[[ Material shown, beginning ]]

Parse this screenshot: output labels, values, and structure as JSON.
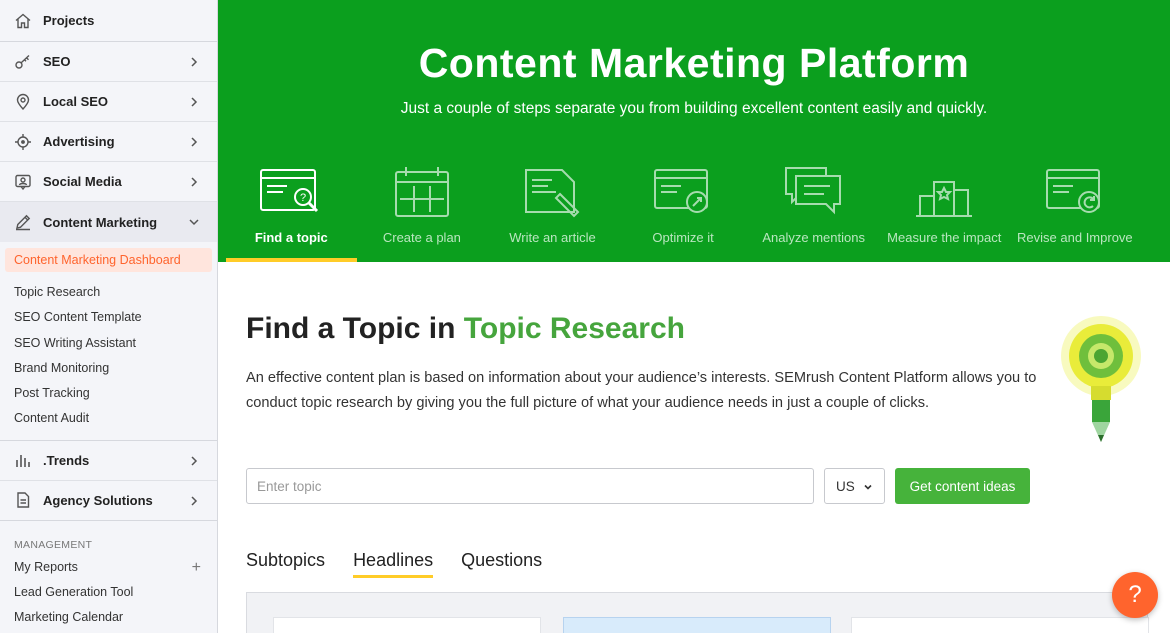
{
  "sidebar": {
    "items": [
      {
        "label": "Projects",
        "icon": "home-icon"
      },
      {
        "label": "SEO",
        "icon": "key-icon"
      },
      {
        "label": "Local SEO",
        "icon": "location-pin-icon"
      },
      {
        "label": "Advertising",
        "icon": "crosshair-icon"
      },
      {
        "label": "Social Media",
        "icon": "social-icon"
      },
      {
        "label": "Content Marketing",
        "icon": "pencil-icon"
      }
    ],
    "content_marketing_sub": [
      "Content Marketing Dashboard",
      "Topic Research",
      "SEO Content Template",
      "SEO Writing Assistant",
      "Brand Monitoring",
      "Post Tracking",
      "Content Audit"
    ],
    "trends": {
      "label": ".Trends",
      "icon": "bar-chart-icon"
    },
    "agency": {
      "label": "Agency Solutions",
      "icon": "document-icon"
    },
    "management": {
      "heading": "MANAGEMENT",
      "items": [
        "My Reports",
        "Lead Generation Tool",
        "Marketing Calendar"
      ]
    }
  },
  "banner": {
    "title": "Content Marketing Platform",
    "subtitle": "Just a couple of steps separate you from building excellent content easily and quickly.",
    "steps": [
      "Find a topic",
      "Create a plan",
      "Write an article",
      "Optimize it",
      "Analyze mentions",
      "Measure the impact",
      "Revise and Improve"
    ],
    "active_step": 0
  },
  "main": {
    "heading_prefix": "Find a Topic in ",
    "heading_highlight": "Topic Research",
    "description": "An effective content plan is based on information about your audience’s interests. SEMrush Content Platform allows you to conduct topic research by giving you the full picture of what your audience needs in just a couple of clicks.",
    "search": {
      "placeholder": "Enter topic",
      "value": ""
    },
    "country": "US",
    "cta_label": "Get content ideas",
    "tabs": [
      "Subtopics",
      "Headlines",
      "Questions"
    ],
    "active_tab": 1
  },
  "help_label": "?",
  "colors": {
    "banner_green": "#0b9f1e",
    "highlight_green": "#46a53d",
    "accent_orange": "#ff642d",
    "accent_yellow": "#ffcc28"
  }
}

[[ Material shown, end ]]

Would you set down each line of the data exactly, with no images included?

Parse this screenshot: output labels, values, and structure as JSON.
{
  "sidebar": {
    "items": [
      {
        "label": "Projects",
        "icon": "home-icon"
      },
      {
        "label": "SEO",
        "icon": "key-icon"
      },
      {
        "label": "Local SEO",
        "icon": "location-pin-icon"
      },
      {
        "label": "Advertising",
        "icon": "crosshair-icon"
      },
      {
        "label": "Social Media",
        "icon": "social-icon"
      },
      {
        "label": "Content Marketing",
        "icon": "pencil-icon"
      }
    ],
    "content_marketing_sub": [
      "Content Marketing Dashboard",
      "Topic Research",
      "SEO Content Template",
      "SEO Writing Assistant",
      "Brand Monitoring",
      "Post Tracking",
      "Content Audit"
    ],
    "trends": {
      "label": ".Trends",
      "icon": "bar-chart-icon"
    },
    "agency": {
      "label": "Agency Solutions",
      "icon": "document-icon"
    },
    "management": {
      "heading": "MANAGEMENT",
      "items": [
        "My Reports",
        "Lead Generation Tool",
        "Marketing Calendar"
      ]
    }
  },
  "banner": {
    "title": "Content Marketing Platform",
    "subtitle": "Just a couple of steps separate you from building excellent content easily and quickly.",
    "steps": [
      "Find a topic",
      "Create a plan",
      "Write an article",
      "Optimize it",
      "Analyze mentions",
      "Measure the impact",
      "Revise and Improve"
    ],
    "active_step": 0
  },
  "main": {
    "heading_prefix": "Find a Topic in ",
    "heading_highlight": "Topic Research",
    "description": "An effective content plan is based on information about your audience’s interests. SEMrush Content Platform allows you to conduct topic research by giving you the full picture of what your audience needs in just a couple of clicks.",
    "search": {
      "placeholder": "Enter topic",
      "value": ""
    },
    "country": "US",
    "cta_label": "Get content ideas",
    "tabs": [
      "Subtopics",
      "Headlines",
      "Questions"
    ],
    "active_tab": 1
  },
  "help_label": "?",
  "colors": {
    "banner_green": "#0b9f1e",
    "highlight_green": "#46a53d",
    "accent_orange": "#ff642d",
    "accent_yellow": "#ffcc28"
  }
}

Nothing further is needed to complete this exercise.